Originally Posted by poundinghooves View Post
I never knew Shetland Sheep even existed until a friend of mine got a Shetland Ram from another friend of mine. One look at Sam the Ram, and I fell madly in love! I've always wanted a sheep and Shetlands are the perfect size! I have two years of 4-H left, so I plan to buy a lamb this spring and show it this year and then as a yearling next year and then I'll breed it and let my little brother show the offspring, if it has a ewe. So I'm just wondering, does anyone have Shetland Sheep? I've heard they are really hardy and usually have easy pregnancies. Also, I will probably only be able to buy one, but we are getting a couple of goats this spring (or at least that is the plan) and I have heard that goats are OK companions for sheep. Anyone have experience with keeping goats and sheep together?
I prefer not to keep goats and sheep together, however many people do so successfully. Make sure they get separate grain/minerals (remember, sheep have low copper tolerance). My largest concern with keeping animals together is the size difference, most goats (or other breeds of sheep) are much larger and I don't want the sheep getting bullied.

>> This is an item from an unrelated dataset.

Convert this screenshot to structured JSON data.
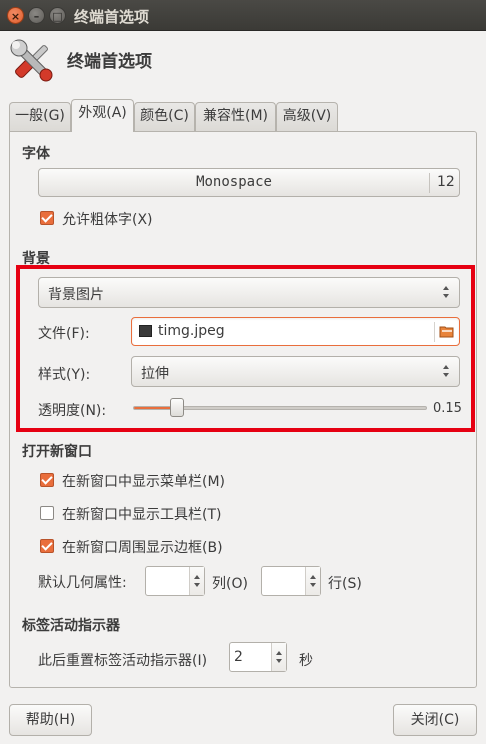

Any advice on showing sheep? This will be my first year in the sheep project (I wasn't raised a stock show kid, unfortunately
) and though I've showed horses, dogs, cats, rabbits, alpacas, poultry and even a guinea pig in 4-H, I know nothing
about showing sheep.
I haven't done any showing at this point in time. As said, ideally you show Shetlands against other Shetlands. Unfortunately you need to be in the right niche for this. If you can't, at least try to show against other wool breeds. I don't know the details about how 4H works, but if you're against other meat breeds it's not really fair. Shetlands are known for excellent
meat but it is not their primary focus (they are multi purpose, but of course used primarily for wool these days) and they are small and slow growing and don't have the attributes looked for in "meat" breeds. I wouldn't make showing your primary focus. You want to show them with a decent amount of fleece, not close cut like the meat breeds. Showing is pretty much get them clean, fluff up the fleece, and go. There isn't any prepping the way you see for other breeds, they are pretty much au natural. Cutest thing EVER was a 10lb spotted ewe lamb on a stool
in a finals class with all the big guys. Typically you don't show them so small though lol. A GOOD Shetland judge looks at the sheep as a whole and primarily fleece, but a LOT of shows just have "sheep" judges not "Shetland" judges and they will be judged from a "meat" point of view, but as long as they are all the same breed it is what it is.
Has anyone ever milked sheep? I've heard it makes excellent cheese.
No, I haven't. I have several very milky ewes though, it could definitely be a possibility. Of course, if that is your focus you should go with a milk breed.
If anyone has Shetlands, about how much wool do you get from them?
Uh... I should know this... but I don't. I will say usually 2-4lbs doing some quick research. I'd say mine are probably on the heavier end of that, but there is a LOT of variety in the breed.
Also, does anyone know of a good way to introduce sheep/goats to horses? My two minis lived with goats before, but I'm not sure how my pony would do. They wouldn't live in the pasture with the horses but would sometimes be turned out there to help eat weeds down.
My sheep area is right next to the horses main paddock. I threw them in. Horses freaked. Horses got over it, lol. They are fine. They just need to get used to each other. The sheep didn't care too much. I would just try to keep them next to each other, yet separate until they get used to it. Make sure they are OK when you put them out together. We put ours in the pasture (supervised, no sheep fence!) sometimes and there is plenty of room and no one cares, they stay far away from the horses. We do watch carefully cause if they do get too close the one guy with go after them, but they pretty much stay away.
Any advice on sheep in general (but especially Shetlands) is greatly appreciated! Thanks!
Hope I helped! Feel free to PM me if you have any questions!!